A top central banker has warned of the damage the rush to ‘Net-Zero’ risks doing to Europe’s economy, and illustrates the point by noting erasing Europe’s built heritage would be necessary to meet extreme green demands.
Among comments by Paolo Angelini, deputy governor at the Bank of Italy about European Net Zero targets which, in his opinion, risk doing more harm than good, the central banker articulated what level of change would actually be needed from Europeans to meet those demands.
While saying pushing Europe to net zero risks destabilising the continent’s economy and undermining Europe’s ability to lead on green issues globally, the top economist made his point by revealing he’d asked his team at the Bank of Italy what would be necessary just to make the single institution that he leads compliant.
Angelini revealed the shocking response, remarking in an interview with Politico: “They told me: ‘If you allow us to tear down all our historical buildings and build energy efficient ones, then we can do it’.”

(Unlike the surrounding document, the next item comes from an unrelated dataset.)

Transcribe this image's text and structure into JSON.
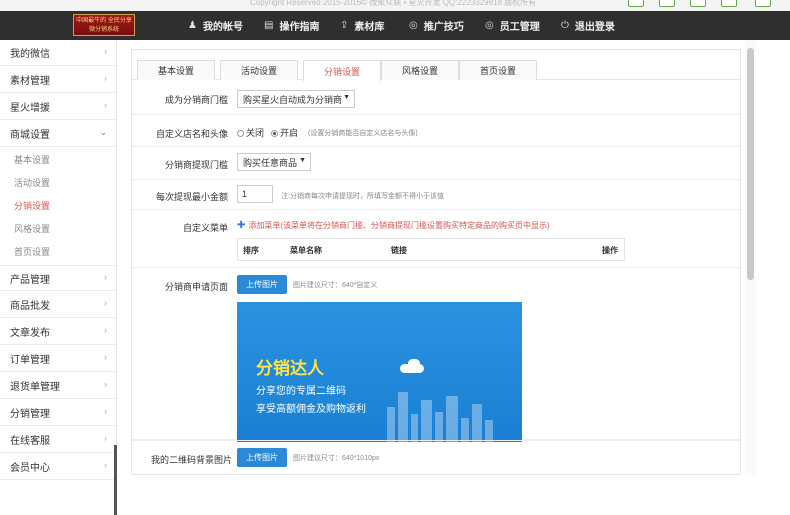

The Bank of Italy wouldn’t be committing itself to net zero any time soon, said Angelini. This was not because he didn’t believe in the cause, but simply because with the technology presently available, he didn’t think it was physically possible. He said: “For the time being I am refraining from raising my hand and saying at the Bank of Italy we’re going to net zero, because I don’t have the technology, the ability to be certain about the pledge.”

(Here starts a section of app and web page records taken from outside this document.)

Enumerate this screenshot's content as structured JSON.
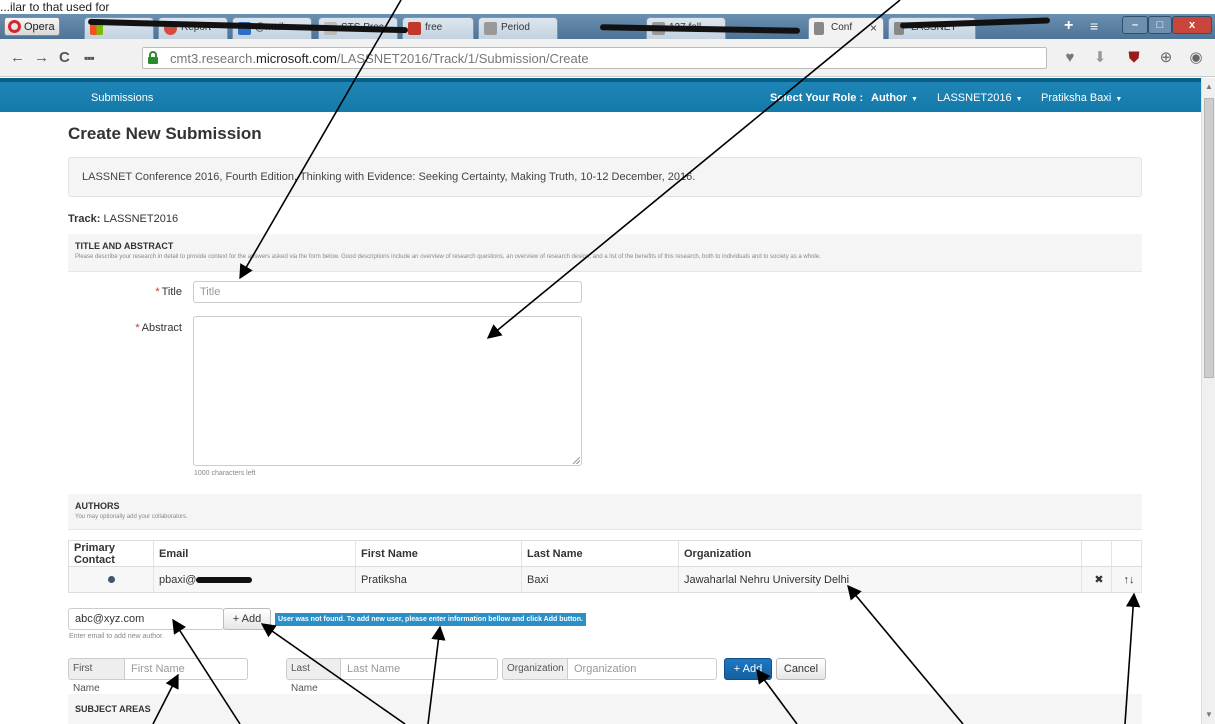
{
  "caption": "...ilar to that used for",
  "browser": {
    "opera_label": "Opera",
    "tabs": [
      {
        "label": ""
      },
      {
        "label": "Report"
      },
      {
        "label": "@mail"
      },
      {
        "label": "STS Proc"
      },
      {
        "label": "free"
      },
      {
        "label": "Period"
      },
      {
        "label": "127 foll"
      },
      {
        "label": "Conf",
        "active": true
      },
      {
        "label": "LASSNET"
      }
    ],
    "active_tab_close": "×",
    "new_tab": "+",
    "menu": "≡",
    "window_min": "–",
    "window_max": "□",
    "window_close": "x",
    "url_domain_pre": "cmt3.research.",
    "url_domain": "microsoft.com",
    "url_path": "/LASSNET2016/Track/1/Submission/Create"
  },
  "appbar": {
    "submissions": "Submissions",
    "role_label": "Select Your Role :",
    "role_value": "Author",
    "conference": "LASSNET2016",
    "user": "Pratiksha Baxi"
  },
  "page": {
    "title": "Create New Submission",
    "conference_info": "LASSNET Conference 2016, Fourth Edition, Thinking with Evidence: Seeking Certainty, Making Truth, 10-12 December, 2016.",
    "track_label": "Track:",
    "track_value": "LASSNET2016"
  },
  "title_abstract": {
    "heading": "TITLE AND ABSTRACT",
    "description": "Please describe your research in detail to provide context for the answers asked via the form below. Good descriptions include an overview of research questions, an overview of research design, and a list of the benefits of this research, both to individuals and to society as a whole.",
    "title_label": "Title",
    "title_placeholder": "Title",
    "abstract_label": "Abstract",
    "chars_left": "1000 characters left"
  },
  "authors": {
    "heading": "AUTHORS",
    "description": "You may optionally add your collaborators.",
    "columns": [
      "Primary Contact",
      "Email",
      "First Name",
      "Last Name",
      "Organization"
    ],
    "rows": [
      {
        "email": "pbaxi@",
        "first_name": "Pratiksha",
        "last_name": "Baxi",
        "organization": "Jawaharlal Nehru University Delhi"
      }
    ],
    "email_input_value": "abc@xyz.com",
    "add_label": "+ Add",
    "email_hint": "Enter email to add new author.",
    "not_found": "User was not found. To add new user, please enter information bellow and click Add button.",
    "first_name_addon": "First Name",
    "first_name_placeholder": "First Name",
    "last_name_addon": "Last Name",
    "last_name_placeholder": "Last Name",
    "organization_addon": "Organization",
    "organization_placeholder": "Organization",
    "add_primary_label": "+ Add",
    "cancel_label": "Cancel"
  },
  "subject_areas": {
    "heading": "SUBJECT AREAS"
  },
  "colors": {
    "appbar": "#1a80b1",
    "primary_button": "#1a6db4",
    "required": "#c0392b"
  }
}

Reflecting on the central banker’s remarks — which may possibly have been tongue-in-cheek — Politico itself mused: “it’s a potent symbol of the trade-offs that the green transition demands: how much of Europe’s present — and past — is it willing to risk to secure its future?”.
The Bank of Italy itself is headquartered in the Palazzo Koch in Italy, an impressively grand 19th-century palace named for its architect which features a money museum and significant interiors and staterooms.
While study after study shows the general public far prefers traditional architecture, the matter does fall on partisan lines to some degree. U.S. President Donald Trump signed an order requiring a classical architectural style (Roman or Greek revival) for Federal buildings: President Biden revoked it. In the United Kingdom, an advisor to hard-left London mayor Sadiq Khan said traditional architecture is “offensive” because it, in her view, “harks back to oppression”.
The French government wanted a modernist rebuild of Notre Dame Cathedral after the devastating fire in 2019, and fought a sustained battle against traditionalists in parliament and the public to get their vision. In the end, the traditionalists won a full historic rebuild.
While net-zero extremists could demolish historic buildings with promises of more environmentally friendly modern replacements, it isn’t as if architects today have the answers. As previously reported, recent modern grand projects to create homes for large governmental organisations have run considerably over budget and over time compared to their traditional architecture alternatives.
In One particularly egregious case, the Scottish Parliament cost four times its budget and has needed remedial work on its roof since, as the aggressively modernist design failed to meet the most basic and ancient requirement for a building: that it keeps the rain out.